*** MATERIAL FOR THIS TASK ***

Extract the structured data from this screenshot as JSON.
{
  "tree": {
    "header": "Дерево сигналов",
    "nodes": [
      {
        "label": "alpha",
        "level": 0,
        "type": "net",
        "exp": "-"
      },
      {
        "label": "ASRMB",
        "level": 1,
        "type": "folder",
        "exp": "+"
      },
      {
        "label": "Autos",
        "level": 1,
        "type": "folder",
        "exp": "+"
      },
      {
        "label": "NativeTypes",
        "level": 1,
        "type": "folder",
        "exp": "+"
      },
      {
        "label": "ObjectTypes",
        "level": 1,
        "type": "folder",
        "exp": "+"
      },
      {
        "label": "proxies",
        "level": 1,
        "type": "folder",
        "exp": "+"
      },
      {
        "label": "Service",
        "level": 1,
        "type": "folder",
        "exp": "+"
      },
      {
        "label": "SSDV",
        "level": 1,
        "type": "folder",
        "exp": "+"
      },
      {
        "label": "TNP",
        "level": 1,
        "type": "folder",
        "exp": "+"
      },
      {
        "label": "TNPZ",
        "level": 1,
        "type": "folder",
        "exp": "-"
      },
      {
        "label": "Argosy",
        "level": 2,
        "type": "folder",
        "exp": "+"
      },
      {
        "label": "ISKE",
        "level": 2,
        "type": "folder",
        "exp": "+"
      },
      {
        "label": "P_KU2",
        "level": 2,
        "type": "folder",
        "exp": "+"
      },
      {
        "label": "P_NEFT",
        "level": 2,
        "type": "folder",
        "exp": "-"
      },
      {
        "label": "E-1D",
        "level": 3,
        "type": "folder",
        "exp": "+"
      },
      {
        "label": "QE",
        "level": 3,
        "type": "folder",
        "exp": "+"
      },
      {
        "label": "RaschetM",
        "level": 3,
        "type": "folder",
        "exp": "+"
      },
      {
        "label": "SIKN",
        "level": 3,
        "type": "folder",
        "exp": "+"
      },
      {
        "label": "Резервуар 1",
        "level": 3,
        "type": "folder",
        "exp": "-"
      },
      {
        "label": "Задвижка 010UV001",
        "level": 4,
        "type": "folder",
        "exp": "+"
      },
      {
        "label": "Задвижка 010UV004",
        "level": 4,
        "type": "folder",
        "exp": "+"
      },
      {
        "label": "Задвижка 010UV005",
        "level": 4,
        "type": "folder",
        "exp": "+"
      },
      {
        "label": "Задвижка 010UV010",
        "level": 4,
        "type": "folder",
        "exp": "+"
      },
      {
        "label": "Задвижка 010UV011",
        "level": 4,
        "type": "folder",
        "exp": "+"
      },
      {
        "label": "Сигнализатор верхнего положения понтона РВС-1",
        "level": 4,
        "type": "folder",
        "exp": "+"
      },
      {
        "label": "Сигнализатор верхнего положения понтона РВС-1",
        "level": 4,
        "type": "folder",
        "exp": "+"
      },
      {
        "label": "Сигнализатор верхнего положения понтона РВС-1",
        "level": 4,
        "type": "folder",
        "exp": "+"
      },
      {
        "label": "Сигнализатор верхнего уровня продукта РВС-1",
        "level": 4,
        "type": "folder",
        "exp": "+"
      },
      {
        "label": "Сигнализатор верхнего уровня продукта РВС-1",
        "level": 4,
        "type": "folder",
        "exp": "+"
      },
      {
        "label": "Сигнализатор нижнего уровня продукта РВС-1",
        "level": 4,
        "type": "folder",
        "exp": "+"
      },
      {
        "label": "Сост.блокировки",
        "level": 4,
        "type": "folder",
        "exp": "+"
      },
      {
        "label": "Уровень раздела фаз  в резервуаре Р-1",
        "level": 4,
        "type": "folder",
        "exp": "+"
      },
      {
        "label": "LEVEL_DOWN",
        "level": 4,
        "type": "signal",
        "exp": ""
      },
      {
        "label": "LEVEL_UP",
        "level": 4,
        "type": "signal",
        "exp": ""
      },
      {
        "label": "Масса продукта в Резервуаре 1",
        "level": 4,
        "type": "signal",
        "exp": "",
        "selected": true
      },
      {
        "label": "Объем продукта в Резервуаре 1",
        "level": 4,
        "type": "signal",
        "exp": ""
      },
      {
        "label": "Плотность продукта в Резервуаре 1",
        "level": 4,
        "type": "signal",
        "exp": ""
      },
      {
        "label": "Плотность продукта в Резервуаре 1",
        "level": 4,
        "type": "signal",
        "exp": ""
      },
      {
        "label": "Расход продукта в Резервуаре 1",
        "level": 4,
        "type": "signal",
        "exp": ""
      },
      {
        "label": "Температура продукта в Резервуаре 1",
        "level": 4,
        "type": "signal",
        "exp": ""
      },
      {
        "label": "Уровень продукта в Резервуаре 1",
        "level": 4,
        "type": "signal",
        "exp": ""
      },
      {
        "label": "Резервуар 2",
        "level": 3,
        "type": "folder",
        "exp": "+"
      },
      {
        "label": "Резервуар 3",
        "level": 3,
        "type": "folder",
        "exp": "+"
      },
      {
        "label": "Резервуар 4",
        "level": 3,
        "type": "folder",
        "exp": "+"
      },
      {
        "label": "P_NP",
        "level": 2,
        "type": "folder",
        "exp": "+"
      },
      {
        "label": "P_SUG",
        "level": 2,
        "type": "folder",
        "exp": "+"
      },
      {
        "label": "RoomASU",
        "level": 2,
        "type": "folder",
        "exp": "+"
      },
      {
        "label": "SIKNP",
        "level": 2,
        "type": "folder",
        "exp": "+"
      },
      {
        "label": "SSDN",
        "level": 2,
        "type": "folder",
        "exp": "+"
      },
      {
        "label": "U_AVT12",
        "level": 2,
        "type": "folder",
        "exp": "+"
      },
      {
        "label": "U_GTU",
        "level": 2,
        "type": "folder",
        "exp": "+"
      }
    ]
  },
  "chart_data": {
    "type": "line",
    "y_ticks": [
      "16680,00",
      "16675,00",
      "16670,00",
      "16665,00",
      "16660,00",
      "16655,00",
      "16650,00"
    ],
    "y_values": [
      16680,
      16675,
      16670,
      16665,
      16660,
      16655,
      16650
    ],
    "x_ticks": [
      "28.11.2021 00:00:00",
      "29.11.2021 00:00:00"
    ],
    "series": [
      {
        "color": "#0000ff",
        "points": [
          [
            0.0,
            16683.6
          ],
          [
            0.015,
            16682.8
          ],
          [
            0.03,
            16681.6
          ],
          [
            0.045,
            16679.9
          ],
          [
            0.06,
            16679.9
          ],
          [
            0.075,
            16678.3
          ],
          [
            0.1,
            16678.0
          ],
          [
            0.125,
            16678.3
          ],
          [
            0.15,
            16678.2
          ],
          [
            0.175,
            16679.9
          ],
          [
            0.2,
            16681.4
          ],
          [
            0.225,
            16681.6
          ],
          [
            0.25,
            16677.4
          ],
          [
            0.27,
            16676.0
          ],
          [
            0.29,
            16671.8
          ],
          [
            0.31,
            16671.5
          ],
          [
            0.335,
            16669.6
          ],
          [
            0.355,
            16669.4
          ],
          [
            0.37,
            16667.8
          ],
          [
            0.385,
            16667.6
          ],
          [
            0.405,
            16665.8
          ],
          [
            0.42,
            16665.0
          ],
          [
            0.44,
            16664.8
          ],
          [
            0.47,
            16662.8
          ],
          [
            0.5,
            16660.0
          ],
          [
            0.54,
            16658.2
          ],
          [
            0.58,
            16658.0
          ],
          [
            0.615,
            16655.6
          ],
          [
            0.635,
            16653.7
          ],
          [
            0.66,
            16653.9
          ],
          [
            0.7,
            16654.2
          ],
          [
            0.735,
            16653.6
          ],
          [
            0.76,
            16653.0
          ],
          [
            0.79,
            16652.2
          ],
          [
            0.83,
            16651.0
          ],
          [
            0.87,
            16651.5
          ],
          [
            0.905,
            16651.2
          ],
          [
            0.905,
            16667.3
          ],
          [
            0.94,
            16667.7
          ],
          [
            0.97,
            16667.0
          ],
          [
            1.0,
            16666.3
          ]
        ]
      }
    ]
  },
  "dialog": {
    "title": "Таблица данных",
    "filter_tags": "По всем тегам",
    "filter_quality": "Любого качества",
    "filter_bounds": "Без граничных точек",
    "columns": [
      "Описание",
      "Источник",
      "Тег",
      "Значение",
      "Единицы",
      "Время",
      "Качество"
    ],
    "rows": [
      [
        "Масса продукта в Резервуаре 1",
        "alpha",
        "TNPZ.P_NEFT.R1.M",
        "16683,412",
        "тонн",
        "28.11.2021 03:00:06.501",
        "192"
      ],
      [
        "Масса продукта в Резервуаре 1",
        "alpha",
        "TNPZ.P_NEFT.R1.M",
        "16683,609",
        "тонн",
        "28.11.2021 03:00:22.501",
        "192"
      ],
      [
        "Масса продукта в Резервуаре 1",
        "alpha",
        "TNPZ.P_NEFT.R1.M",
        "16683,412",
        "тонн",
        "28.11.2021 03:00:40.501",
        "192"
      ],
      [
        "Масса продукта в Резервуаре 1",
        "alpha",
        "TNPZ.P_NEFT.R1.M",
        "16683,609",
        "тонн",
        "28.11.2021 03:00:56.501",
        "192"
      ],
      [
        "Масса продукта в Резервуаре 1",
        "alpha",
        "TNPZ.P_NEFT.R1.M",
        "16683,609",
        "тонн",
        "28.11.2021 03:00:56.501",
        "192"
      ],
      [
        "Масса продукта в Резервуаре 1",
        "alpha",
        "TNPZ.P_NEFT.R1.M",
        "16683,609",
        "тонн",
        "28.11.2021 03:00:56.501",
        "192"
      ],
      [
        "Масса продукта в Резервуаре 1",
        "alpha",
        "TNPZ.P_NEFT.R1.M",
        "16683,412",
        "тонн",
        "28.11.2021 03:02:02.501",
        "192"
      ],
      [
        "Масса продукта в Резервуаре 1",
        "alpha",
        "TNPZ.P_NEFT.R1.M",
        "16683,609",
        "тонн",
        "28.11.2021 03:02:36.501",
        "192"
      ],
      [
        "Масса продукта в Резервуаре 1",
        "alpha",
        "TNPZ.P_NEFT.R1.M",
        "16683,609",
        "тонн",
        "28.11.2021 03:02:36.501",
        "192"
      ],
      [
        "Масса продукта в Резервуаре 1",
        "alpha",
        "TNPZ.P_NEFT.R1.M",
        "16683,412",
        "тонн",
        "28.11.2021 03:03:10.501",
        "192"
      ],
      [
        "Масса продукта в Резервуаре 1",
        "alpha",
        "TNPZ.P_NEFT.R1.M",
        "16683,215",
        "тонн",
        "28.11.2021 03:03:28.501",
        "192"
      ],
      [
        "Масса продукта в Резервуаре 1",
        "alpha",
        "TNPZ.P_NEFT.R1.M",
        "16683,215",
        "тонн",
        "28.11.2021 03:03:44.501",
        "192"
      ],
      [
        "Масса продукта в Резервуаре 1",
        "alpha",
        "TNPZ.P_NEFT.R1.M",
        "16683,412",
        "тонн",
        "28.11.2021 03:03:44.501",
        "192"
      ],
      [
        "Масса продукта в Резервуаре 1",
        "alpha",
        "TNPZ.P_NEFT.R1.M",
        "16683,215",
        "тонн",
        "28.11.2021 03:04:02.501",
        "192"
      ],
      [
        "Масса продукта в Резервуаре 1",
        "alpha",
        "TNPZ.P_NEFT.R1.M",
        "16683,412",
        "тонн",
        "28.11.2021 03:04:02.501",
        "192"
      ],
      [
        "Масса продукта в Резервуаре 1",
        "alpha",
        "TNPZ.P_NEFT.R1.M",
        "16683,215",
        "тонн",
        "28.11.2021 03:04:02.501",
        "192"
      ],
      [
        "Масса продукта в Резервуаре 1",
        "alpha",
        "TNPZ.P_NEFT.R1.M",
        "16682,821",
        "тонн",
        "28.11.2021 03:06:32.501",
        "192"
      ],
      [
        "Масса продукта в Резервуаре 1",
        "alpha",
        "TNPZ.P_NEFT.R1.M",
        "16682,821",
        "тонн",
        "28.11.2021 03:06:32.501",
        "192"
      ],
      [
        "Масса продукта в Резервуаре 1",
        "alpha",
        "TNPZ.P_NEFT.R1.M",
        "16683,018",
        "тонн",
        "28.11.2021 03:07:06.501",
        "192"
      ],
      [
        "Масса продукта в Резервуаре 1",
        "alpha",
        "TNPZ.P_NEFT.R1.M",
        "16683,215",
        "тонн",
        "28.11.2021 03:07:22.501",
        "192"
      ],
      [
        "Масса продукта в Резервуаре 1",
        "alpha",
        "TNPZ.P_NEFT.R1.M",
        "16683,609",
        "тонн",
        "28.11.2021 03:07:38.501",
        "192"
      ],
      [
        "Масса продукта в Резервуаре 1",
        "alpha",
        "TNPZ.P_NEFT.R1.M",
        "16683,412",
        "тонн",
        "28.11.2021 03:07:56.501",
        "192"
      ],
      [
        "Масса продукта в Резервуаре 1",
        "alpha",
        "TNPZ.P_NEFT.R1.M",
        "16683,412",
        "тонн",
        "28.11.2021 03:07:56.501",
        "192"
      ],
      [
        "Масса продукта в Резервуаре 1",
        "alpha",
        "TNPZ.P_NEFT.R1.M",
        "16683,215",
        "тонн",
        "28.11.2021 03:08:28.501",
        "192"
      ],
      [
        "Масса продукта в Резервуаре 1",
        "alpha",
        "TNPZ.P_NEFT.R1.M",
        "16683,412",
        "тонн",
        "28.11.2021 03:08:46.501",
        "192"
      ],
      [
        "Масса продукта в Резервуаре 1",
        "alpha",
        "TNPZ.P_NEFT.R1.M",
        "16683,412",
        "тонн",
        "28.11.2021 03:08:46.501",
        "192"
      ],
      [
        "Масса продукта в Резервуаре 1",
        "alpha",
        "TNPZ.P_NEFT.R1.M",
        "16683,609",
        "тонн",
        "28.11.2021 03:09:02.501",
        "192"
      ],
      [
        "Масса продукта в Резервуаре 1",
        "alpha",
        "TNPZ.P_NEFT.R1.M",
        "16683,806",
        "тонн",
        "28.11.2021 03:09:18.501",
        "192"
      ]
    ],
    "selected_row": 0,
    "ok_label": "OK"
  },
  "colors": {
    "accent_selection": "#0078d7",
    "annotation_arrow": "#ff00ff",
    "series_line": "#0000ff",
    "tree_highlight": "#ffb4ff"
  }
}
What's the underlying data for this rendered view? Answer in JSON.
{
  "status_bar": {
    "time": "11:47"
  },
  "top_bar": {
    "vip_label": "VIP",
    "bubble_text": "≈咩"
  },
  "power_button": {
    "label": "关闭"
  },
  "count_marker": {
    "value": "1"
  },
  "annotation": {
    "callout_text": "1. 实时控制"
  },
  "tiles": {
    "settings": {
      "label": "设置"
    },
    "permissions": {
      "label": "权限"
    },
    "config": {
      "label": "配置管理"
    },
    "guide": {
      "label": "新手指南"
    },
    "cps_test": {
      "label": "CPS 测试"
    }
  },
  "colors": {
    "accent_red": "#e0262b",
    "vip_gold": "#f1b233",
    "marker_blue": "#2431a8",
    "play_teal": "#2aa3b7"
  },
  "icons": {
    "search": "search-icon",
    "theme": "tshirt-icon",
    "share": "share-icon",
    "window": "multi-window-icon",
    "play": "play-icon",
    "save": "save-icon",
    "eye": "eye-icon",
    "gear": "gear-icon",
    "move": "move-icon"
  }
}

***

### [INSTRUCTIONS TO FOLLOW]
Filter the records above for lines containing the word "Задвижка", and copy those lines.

### [TASK SOLUTION]
        "label": "Задвижка 010UV001",
        "label": "Задвижка 010UV004",
        "label": "Задвижка 010UV005",
        "label": "Задвижка 010UV010",
        "label": "Задвижка 010UV011",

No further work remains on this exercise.